We have shown previously that sulforaphane (SFN), a constituent of cruciferous vegetables such as broccoli, suppresses proliferation of PC-3 human prostate cancer cells in culture by inducing caspase-mediated apoptosis, and that growth of PC-3 xenograft in nude mice is inhibited significantly upon oral administration of SFN. In the present study, we have extended these observations and elucidated the mechanism for cell cycle arrest in SFN treated cells. A 24 h exposure of PC-3 cells to growth suppressive concentrations of SFN (20 μM) resulted in accumulation of G2/M-phase cells with a concomitant decrease in G0/G1-phase cells. SFN-induced G2/M arrest correlated with a marked decline in the expression of proteins that regulate G2/M progression, including cyclinB1 (53-92% reduction), cell division cycle 25B (Cdc25B; 48-60% reduction) and Cdc25C (42-84% reduction). Consistent with the known function of Cdc25B and Cdc25C in dephosphorylation (activation) of cyclic dependent kinase 1 (Cdk1), Tyr15 phosphorylation of Cdk1 was increased by about 2-fold in cells treated with 20 μM SFN for 16 and 24 h. Interestingly, treatment of cells with SFN also resulted in rapid and sustained phosphorylation of Cdc25C at Ser216. Phosphorylation of Cdc25C at Ser216 has been shown to create a binding site for 14-3-3- protein, which retains this dual specificity phosphatase in the cytosol. Immunoprecipitation using 14-3-3 antibodies followed by Western blotting using anti-Cdc25C antibodies revealed an increase in binding of 14-3-3 with Cdc25C in SFN treated cells when compared with control. Translocation of Cdc25C from nucleus to the cytosol upon treatment with SFN was confirmed by immunohistochemical analysis. SFN-induced phosphorylation of Cdc25C was associated with a rapid and sustained phosphorylation of checkpoint kinase 2 (Chk2) at Thr68. In conclusion, the results of the present study suggest that the mechanism for SFN-induced G2/M arrest in PC-3 cells may involve Chk2 mediated phosphorylation of Cdc25C leading to inactivation of Cdk1/cyclinB kinase complex.

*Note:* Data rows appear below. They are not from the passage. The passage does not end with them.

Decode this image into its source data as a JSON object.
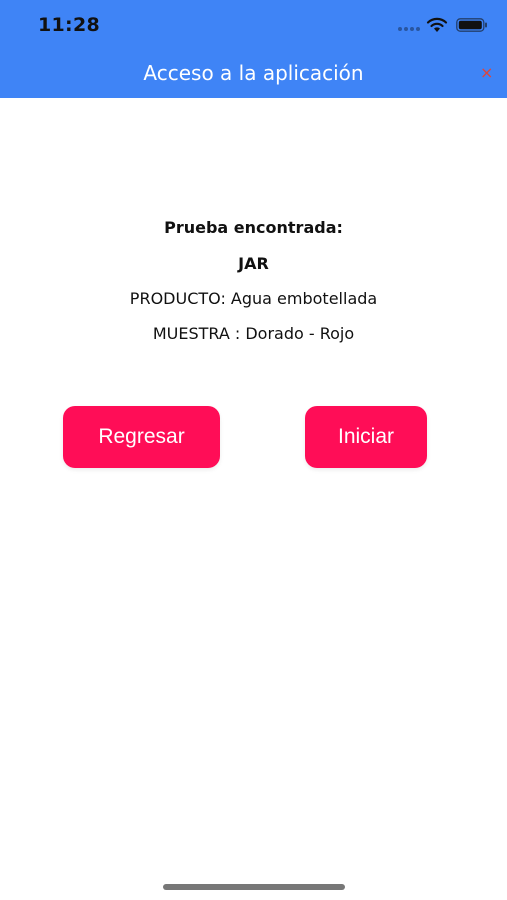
{
  "status_bar": {
    "time": "11:28",
    "icons": [
      "signal-dots-icon",
      "wifi-icon",
      "battery-icon"
    ]
  },
  "header": {
    "title": "Acceso a la aplicación",
    "close_icon": "×",
    "background_color": "#3f84f6",
    "close_color": "#e0453a"
  },
  "test_info": {
    "heading": "Prueba encontrada:",
    "code": "JAR",
    "product": "PRODUCTO: Agua embotellada",
    "sample": "MUESTRA : Dorado - Rojo"
  },
  "actions": {
    "back_label": "Regresar",
    "start_label": "Iniciar",
    "button_color": "#ff0d57"
  }
}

This investigation was supported by USPHS grant CA101753, awarded by the National Cancer Institute.

[Proc Amer Assoc Cancer Res, Volume 45, 2004]